reading last Thursday's issue of The Blanket
(16.2.06), I felt obligated to comment on the pursuit
of peaceful solutions to the troubles of two islands
that are a part of me and a part of my history:
Puerto Rico and Ireland. Despite the fact that I
was not born in Ireland I am, by birth and predilection,
an implacable, dyed-in-the-wool albizuista,
which means that I am a hard-core Republican, that
I love Ireland as if I had been born there for she
is my bloodsister, and so she is also to albizuistas
everywhere, be they in Puerto Rico, or in the Diaspora
that is the port of final call for many of history's
exiles and patriots. I am the kind of Republican
the CRJ might feel the need to visit, the kind who
believes that self-determination and reunification

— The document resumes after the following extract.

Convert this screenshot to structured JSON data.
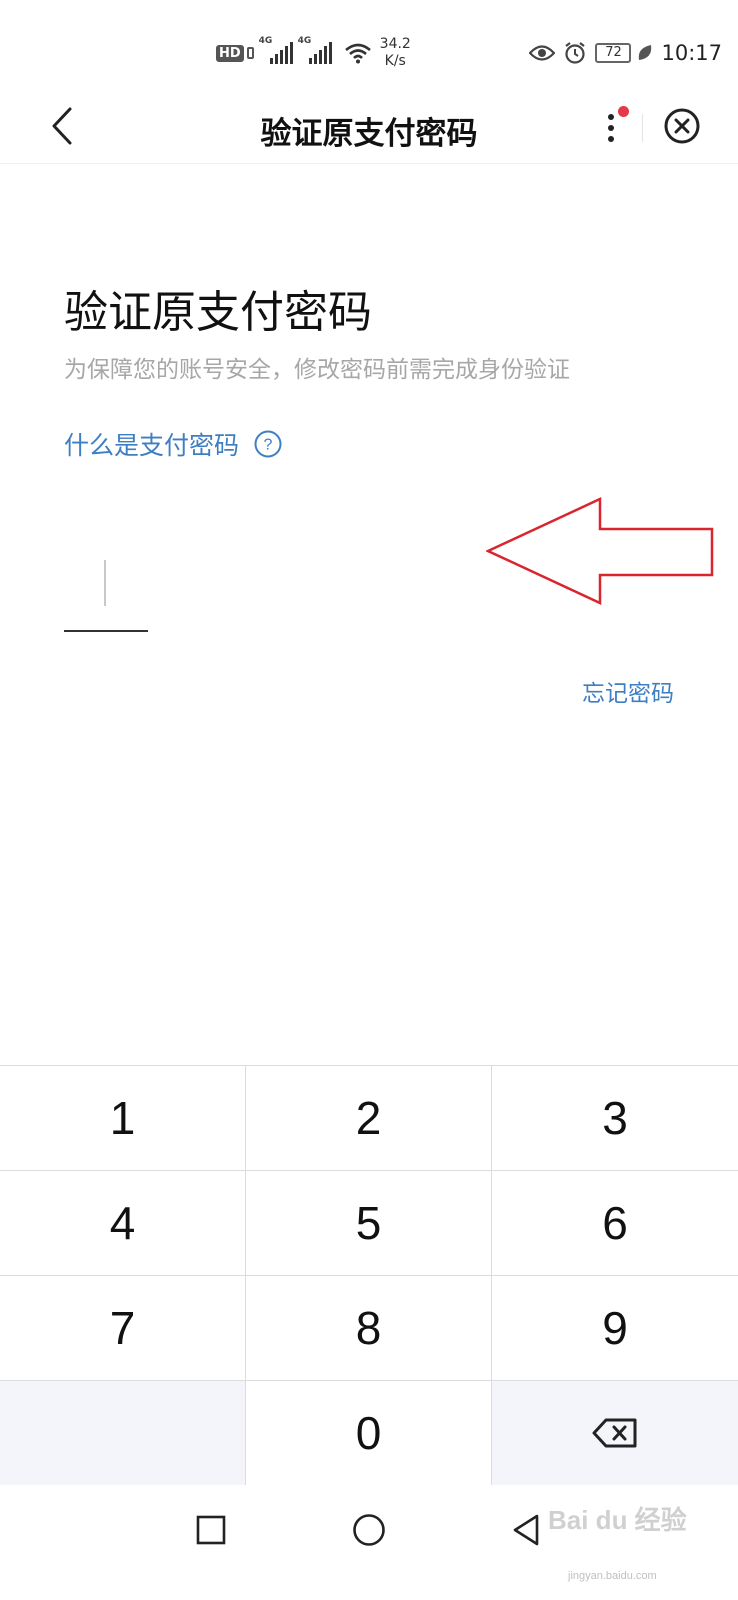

cannot be achieved by settling for some share of
power to be determined by political parties resolutely
at odds with each other. Irish and Puerto Rican
history have clearly proved the inchoate nature
of power-sharing initiatives in modern times with
spokesmen like Muñoz Marín, Luis Ferrer,
Michael Collins, Eamon de Valera, Gerry Adams and
Martin McGuiness. And how can we forget the admonition
of U.S. journalist Ambrose Bierce who called warfare
"a by-product of the arts of peace"?
last time I traveled through Puerto Rico, Northern
Ireland was a topic of whispered conversation among
the people who have, of late, wondered what is happening
to our comrades on the other side of the Atlantic.
"How many lives have been saved by the GFA?
What troubles have been conclusively resolved by
the GFA?...What happened to Sinn Féin?...What
about Gerry Adams? Are the rumors true?...Is something
always better than nothing?"
do not have to whisper from where I write. I am
safe, far from Eireann, far from Puerto Rico, perhaps
considered an interloper by some Irish brethren
who do not know of the noble Latin American Fenian
called Albizu. Yet it is from Pedro Albizu Campos
that I derive, and shall exercise, my right to opine.
I have wanted to do so since Commandant Filiberto
Ojeda Ríos, leader of the clandestine Puerto
Rican army known as the Ejercito Popular Boricua-Macheteros,
was murdered by the FBI in his home in Hormigueros,
Puerto Rico, on the 23rd of September 2005. His
whereabouts had been divulged to "authorities"
by a Puerto Rican traitor, a member of the U.S.
armed forces. A series of human rights abuses followed
whereby a dozen families in Puerto Rico have had
their homes and lives turned upside down by U.S.
agents suspecting them of terrorist activities.
These abuses coincided with your reports on the
Ballymurphy pogrom and the murder of Gerard Devlin.
Yet, I know who the terrorists really were the day
the 72-year-old Commandant's home was surrounded
by FBI sharpshooters. Fired upon for hours because
he would not surrender, the FBI made sure no medical
personnel of any kind could approach the premises.
The pro-independence leader was deliberately left
to bleed to death on an important anniversary to
the Puerto Rican people, El Grito de Lares
(The Lares Rebellion), commemorating an armed insurrection
against Spain in 1868. A prerecorded message from
the Commandant was played to the crowds during the
Lares Rebellion ceremony at the precise moment the
FBI was assassinating the albizuista leader.
The strongest country in the world chose this date
to make a point to one of the smallest islands in
the world. In an article printed in El Nuevo
Día on the 16th of October, Ramon Grosfoguel,
professor at the University of California at Berkeley,
pointed out that "what the United States did
to Filiberto Ojeda Ríos was State terrorism,
which is a lot more dangerous...Look what happened
in Panama in 1989. In order to arrest Noriega, an
ex-CIA agent, the State led an operation that killed
thousands of civilians..."
series of articles in all our newspapers followed,
asking whether the murder will revive the possibility
of armed struggle again in Puerto Rico. According
to Juan Enrique Segarra Palmer, a former member
of Puerto Rico's clandestine army, "The underground
organization led by Filiberto is like the U.S. National
Guard. It is activated when necessary, and proof
that it exists is that the Commandant had enough
support to evade U.S. authorities for fifteen years."
the 26th of September, the day before the burial
of Commandant Ojeda Ríos, the IRA announced
that they had laid down their arsenal of weapons.
This gesture, a pivotal act in keeping with the
Good Friday Agreement, still did not satisfy Unionists
who continue their fight to keep Northern Ireland
a territory ruled by the British. This fight may
well turn out to be a conflict that does not determine
who is right--but who is left.
is the question that concerns me the most. Who will
be left? Allow Irish accommodationists, and British
and Puerto Rican annexationists to kill the Ojedas
and Joe O'Connors and Diarmuid O'Neills of our homelands
and who will be left to question the terrorist agendas
of the most violent imperialist countries in the
world: England and the United States?